A statement from the regulator says the purchase could lead to “less innovation in their services, leading to fewer features that may be released more slowly.”
The CMA believes airlines, travel agents and U.K. travelers would be adversely affected as a result.
Sabre initially announced its plan to acquire Farelogix for $360 million in November 2018.
On Tuesday, Sabre won the U.S. element of the antitrust case brought by the Department of Justice last August.
The U.K. authority launched its own investigation in June 2019 and, in February this year, it said it had “provisionally found competition concerns.”
Sabre and Farelogix supply technology to help airlines sell flights and add-ons.
The CMA has said that were the acquisition to go ahead, Sabre would be unlikely to develop technology that Farelogix offers itself and that on top of the lack of innovation there would be “insufficient competition” between players in the market.
Martin Coleman, chair of the CMA inquiry group, says: “The products and services that Sabre and Farelogix provide ultimately affect many passengers flying in and out of the UK. The two companies are helping drive technological change in this industry and we are concerned that the merger will see airlines and their UK passengers miss out on the benefits from continued innovation.
"We recognise that our decision in this inquiry comes at a time of uncertainty and disruption in the global travel industry due to the COVID-19 pandemic. It remains important that we protect competition among businesses that provide services to airlines and the benefits such competition can bring for airlines and passengers.”
He adds that the “evidence of harm is clear” were the acquisition to go ahead.
While the DoJ in the U.S. may appeal the decision by the Distribution Court in Delaware to clear the deal, the CMA has said its grounds for assessment are different to those in the U.S.
Sabre has long maintained that the deal has benefits for airlines as well as the wider travel management community in terms of the ability to access ancillary elements and personalize for corporate clients.

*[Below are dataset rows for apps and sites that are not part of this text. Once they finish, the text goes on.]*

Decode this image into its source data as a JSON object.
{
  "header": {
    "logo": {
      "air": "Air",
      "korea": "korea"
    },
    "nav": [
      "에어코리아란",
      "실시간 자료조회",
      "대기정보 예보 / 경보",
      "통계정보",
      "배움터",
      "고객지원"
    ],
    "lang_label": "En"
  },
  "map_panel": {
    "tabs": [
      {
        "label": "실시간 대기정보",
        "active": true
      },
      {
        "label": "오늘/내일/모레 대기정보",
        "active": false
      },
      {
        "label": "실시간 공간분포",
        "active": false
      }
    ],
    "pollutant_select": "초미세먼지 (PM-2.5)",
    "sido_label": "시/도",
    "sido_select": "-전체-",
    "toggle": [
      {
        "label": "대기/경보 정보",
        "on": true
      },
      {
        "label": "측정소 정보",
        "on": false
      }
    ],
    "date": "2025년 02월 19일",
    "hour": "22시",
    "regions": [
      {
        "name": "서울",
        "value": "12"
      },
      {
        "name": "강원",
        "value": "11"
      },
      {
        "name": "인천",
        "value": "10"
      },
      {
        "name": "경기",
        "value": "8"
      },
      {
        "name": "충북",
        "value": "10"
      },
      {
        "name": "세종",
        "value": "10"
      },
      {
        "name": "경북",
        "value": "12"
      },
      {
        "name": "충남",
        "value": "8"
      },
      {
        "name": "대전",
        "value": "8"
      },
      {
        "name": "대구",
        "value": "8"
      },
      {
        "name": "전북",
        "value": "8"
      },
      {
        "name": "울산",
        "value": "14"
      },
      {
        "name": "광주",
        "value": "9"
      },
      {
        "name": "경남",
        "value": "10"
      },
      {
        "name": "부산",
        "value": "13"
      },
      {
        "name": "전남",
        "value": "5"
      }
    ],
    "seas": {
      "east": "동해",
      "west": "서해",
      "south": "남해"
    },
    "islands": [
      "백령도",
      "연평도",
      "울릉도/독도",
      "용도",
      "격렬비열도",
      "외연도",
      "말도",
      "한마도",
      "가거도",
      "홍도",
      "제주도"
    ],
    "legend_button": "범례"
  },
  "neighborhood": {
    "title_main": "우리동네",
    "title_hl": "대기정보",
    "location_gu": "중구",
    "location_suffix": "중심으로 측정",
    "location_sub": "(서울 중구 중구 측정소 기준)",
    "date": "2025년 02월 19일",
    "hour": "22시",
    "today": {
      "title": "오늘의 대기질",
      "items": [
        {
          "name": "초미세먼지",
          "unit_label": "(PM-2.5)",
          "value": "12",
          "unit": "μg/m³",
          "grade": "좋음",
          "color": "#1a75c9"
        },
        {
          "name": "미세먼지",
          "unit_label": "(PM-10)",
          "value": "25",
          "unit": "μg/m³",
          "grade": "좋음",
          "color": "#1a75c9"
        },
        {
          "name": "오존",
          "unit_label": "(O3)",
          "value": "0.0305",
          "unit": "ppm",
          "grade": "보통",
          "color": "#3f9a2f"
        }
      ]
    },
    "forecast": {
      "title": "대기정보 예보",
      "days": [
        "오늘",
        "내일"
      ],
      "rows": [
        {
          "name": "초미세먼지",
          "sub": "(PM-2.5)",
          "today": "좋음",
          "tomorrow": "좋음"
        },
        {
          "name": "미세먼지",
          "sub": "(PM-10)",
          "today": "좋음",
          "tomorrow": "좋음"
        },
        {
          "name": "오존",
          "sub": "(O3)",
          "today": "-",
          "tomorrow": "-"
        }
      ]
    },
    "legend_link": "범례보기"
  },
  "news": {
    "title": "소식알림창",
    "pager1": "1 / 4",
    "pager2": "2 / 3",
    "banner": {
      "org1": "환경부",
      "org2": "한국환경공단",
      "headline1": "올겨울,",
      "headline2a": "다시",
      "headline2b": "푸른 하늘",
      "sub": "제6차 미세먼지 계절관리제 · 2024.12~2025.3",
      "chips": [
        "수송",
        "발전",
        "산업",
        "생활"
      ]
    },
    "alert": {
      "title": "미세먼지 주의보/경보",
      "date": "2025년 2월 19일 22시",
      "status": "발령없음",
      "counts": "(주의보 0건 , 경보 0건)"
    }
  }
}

In a statement regarding the CMA's decision, it said: "We are disappointed by the CMA's findings, particularly in light of the U.S. federal court's ruling, which found that Sabre’s acquisition of Farelogix is not anti-competitive and should not be prohibited. We are reviewing the CMA's findings and will carefully consider our options."